|Title||The Epidemiology of Pre-Existing Geriatric and Palliative Conditions in Older Adults with Poor Prognosis Cancers (GP712)|
|Publication Type||Journal Article|
|Year of Publication||2022|
|Authors||Tsang, M, Gan, S, Boscardin, J, Wong, M, Walter, L, Smith, A|
|Journal||Journal of Pain and Symptom Management|
|Keywords||Cancer, geriatric conditions, Medicare, palliative conditions|
Outcomes 1. Explain how geriatric and palliative care principles are important in the care of older adults with poor prognosis cancers 2. Characterize the prevalence of preexisting geriatric and palliative care conditions for older adults with poor prognosis cancers Importance Older adults with poor prognosis cancers are vulnerable to toxicities from cancer-directed therapies. The benefits and burdens of treatment should be contextualized within their overall prognosis and their functional, social, and symptom experience. Due to lack of routine assessment, however, the geriatric and palliative are needs of this population are unclear. Objective(s) To characterize the prevalence of preexisting geriatric and palliative conditions among older adults with poor prognosis cancers. Method(s) We used the Health and Retirement Study linked with Medicare (1998-2016) to identify adults age ≥65 with poor prognosis cancers (median overall survival <1 year). Using the interview prior to the cancer diagnosis, we determined the presence of clinically significant geriatric and palliative conditions across multiple domains: functional impairment, mobility, falls, unintentional weight loss, self-rated health, social support, mentation, use of pain or sleep medications, and advance care planning. Results Of 2,105 participants, mean age was 76, 52.7% were female, 34.1% had lung cancer, and the median overall survival was 9 months.

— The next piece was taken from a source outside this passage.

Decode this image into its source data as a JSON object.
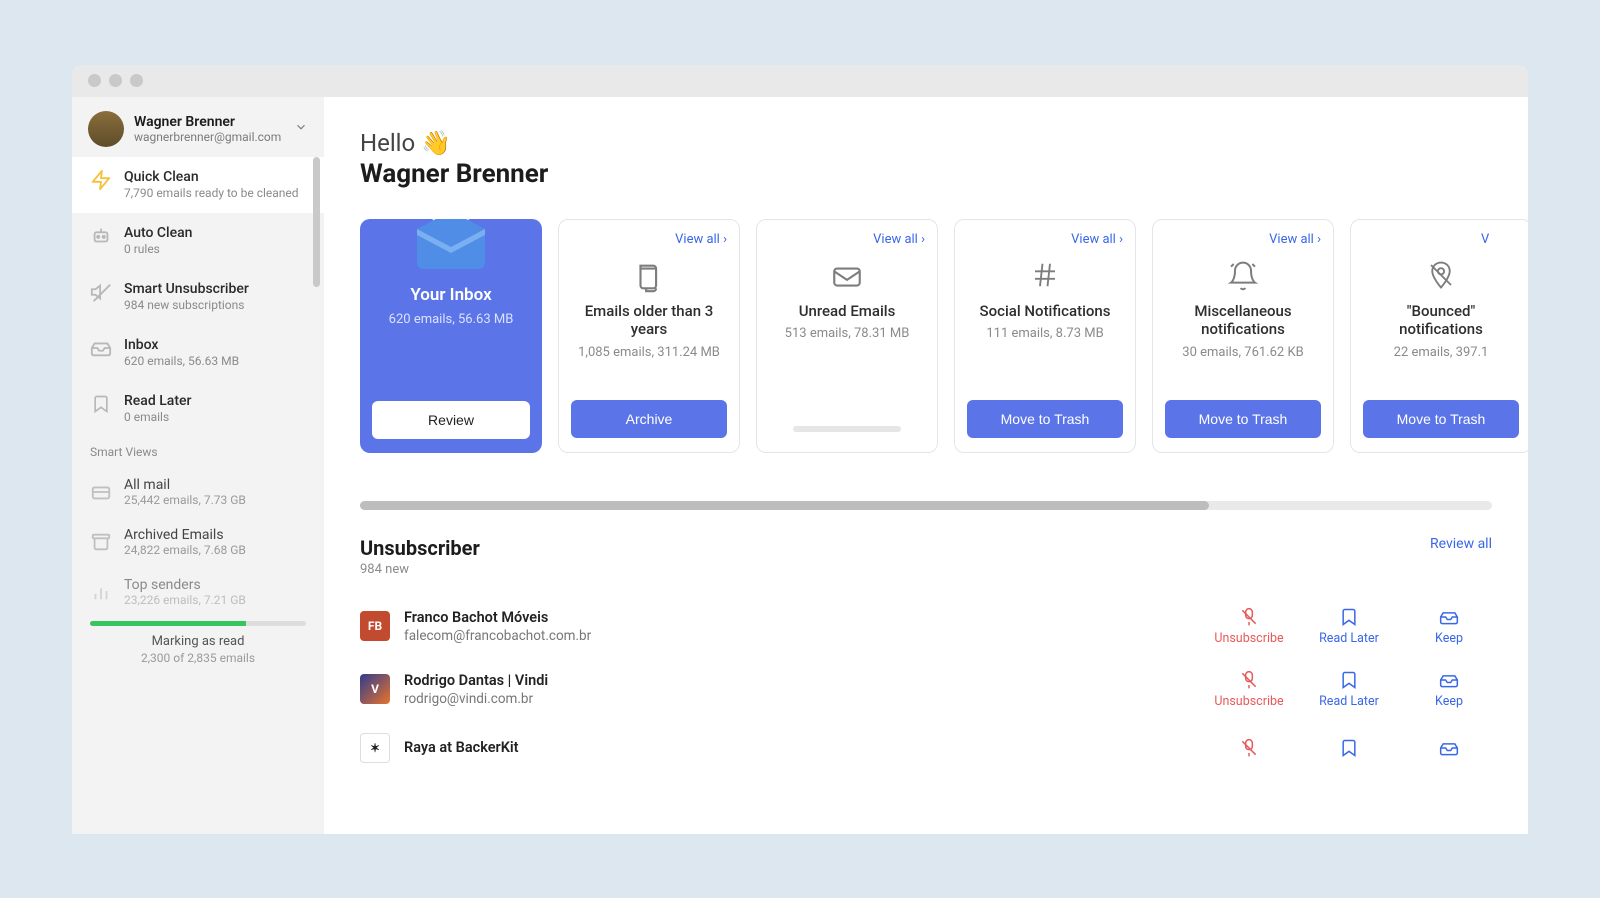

After adjusting for age and sex, the prevalence of preexisting geriatric and palliative conditions were as follows: 65% had difficulty climbing stairs (95% CI 63-67%), 49% had not completed an advance directive (95% CI 45-54%), 35% lived alone (95% CI 32.5-36.7%), 35% fell in the last 2 years (95% CI 33-37%), and 32% rated their memory as poor (95% CI 29-34%). Functional impairment, impaired mobility, and falls were highest among those age >85. Those aged 65-74 were less likely to have an advance directive. Women had a higher rate of preexisting physical impairments when compared with men (e.g., for difficulty climbing stairs, the adjusted RR 1.25 [95% CI 1.14-1.36]). Conclusion(s) Because of a high prevalence of preexisting conditions across multiple domains, all older adults with poor prognosis cancers should be screened for geriatric and palliative care conditions. Impact Geriatric and palliative care principles should be implemented for older adults with poor prognosis cancers.